Challenges to growth and the necessary mastery of technology
The current economic situation is heading towards an imminent scenario of stagflation or inflationary recession across the board, with little contribution from developed markets and with little room for maneuvering in terms of applicable economic policies.
In the short term, the recovery will be weak and fragile. In the long term, a new equilibrium will be reached. It will be characterized by lower global potential (falling factor productivity growth), increasing income, consumption and wealth inequality, an asymmetric impact of the digital, green, and demographic transitions, and high levels of global debt.
Moreover, recent supporting factors are fading (real rates at zero, excess liquidity, and demographic bonus of emerging countries); while other problems are appearing on the horizon, notably economic and cultural deglobalization, the US-China rivalry, the “end of the theory of commercial expectations,” and physical and productive stress in the global value chain.
A smooth transition to the new economic status quo necessarily involves resupply in the production chain, energy reconnection, global relocation, and reinvigoration of growth through productivity, which is inherent in the adoption of technological innovations.
The strategy to be followed, therefore, should prioritize access to resources, seek sufficiency (or dominance) in the global production chain, achieve competitive advantages in technology, maximize profits from global trade, and restructure traditional industrial policies.

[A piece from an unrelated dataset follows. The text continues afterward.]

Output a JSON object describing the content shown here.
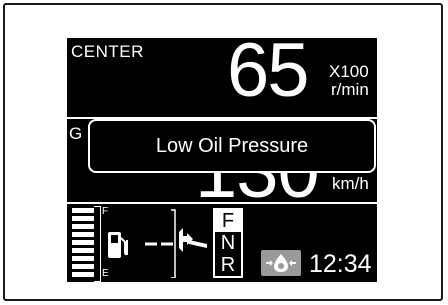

To survive in the new global economic horizon, it is essential to lead technological change and thus reinvigorate potential growth by boosting total factor productivity. The right path is the exploitation of generative artificial intelligence, a “purpose technology” that will open new avenues of efficiency and productivity. The expansion in the use and applications of this technology will cause a structural change in every sector of the economy. It will have a particular impact on employment (reskilling, investment in human capital, replacement vs. expansion, etc.), factor productivity, the struggle for resources and the supply chain, regulation, ethical considerations, and so on.
Central to the exploitation of AI is the semiconductor market, whose global value chain is currently not dominated by anyone, but is made up of interdependent players that are highly specialized in their function.
For this reason, competition for the leading edge of this new technology and its supply chain is of crucial importance, and it will be the focus of international industrial policy for decades to come. A trade agreement between Western countries will be necessary in various areas. And China's role will be key, as it will be handicapped by its own political system and the EDA ban, which will lead to efficiency losses and limitations.